What does the setting need to do to improve?
The provision is inadequate and Ofsted intends to take enforcement action.
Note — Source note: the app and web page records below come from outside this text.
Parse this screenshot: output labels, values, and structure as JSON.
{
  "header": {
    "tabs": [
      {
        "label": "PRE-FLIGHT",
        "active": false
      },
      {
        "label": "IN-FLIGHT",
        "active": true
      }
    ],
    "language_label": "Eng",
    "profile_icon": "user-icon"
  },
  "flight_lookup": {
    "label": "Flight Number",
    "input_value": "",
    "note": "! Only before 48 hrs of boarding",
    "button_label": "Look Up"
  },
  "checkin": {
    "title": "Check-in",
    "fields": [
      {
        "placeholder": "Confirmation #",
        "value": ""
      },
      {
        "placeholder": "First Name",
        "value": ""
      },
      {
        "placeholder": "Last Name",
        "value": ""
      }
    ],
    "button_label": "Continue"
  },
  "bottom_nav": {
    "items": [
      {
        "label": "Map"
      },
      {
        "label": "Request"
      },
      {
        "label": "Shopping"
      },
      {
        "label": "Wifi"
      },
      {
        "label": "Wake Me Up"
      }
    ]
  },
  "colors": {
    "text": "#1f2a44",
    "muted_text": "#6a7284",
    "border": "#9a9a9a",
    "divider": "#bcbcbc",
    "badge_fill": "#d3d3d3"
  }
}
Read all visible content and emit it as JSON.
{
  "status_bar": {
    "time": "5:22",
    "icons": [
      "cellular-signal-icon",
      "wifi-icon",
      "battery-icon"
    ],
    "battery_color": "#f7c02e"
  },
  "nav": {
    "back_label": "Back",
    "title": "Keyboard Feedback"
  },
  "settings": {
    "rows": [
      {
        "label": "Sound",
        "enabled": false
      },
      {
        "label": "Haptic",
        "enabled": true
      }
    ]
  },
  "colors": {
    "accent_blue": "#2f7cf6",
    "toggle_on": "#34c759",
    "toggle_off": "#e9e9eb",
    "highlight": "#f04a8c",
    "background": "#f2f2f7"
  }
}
We will issue a Welfare Requirements Notice requiring the provider to: Due date ensure all staff understand the safeguarding policy and procedure and have an up-to-date knowledge of safeguarding issues so that they can identify and respond to signs of possible abuse at the earliest opportunity 27/11/2019 ensure that the lead practitioner knows how to identity, understand and respond appropriately to signs of possible abuse and neglect 27/11/2019 ensure all staff develop a secure knowledge and understanding of the ’Prevent duty guidance for England and Wales 2015’ in order to identify children who may be at risk of being exposed to extreme behaviours or views 27/11/2019 implement arrangements to enable a regular two-way flow of information between parents and providers, when a child attends more than one setting, to ensure children’s development and welfare needs are consistently promoted 27/11/2019 implement effective procedures to promote the good health of the children attending the setting, to prevent the spread of infection.27/11/2019 To meet the requirements of the early years foundation stage, the provider must: Due date consider children’s stages of development in order to plan challenging and purposeful activities 27/11/2019 strengthen the quality of staff interactions with children, so that they make the best of every learning opportunity, to extend and challenge children’s learning.27/11/2019 To further improve the quality of the early years provision, the provider should: help children to understand how to make healthy food choices, for example, during lunchtimes.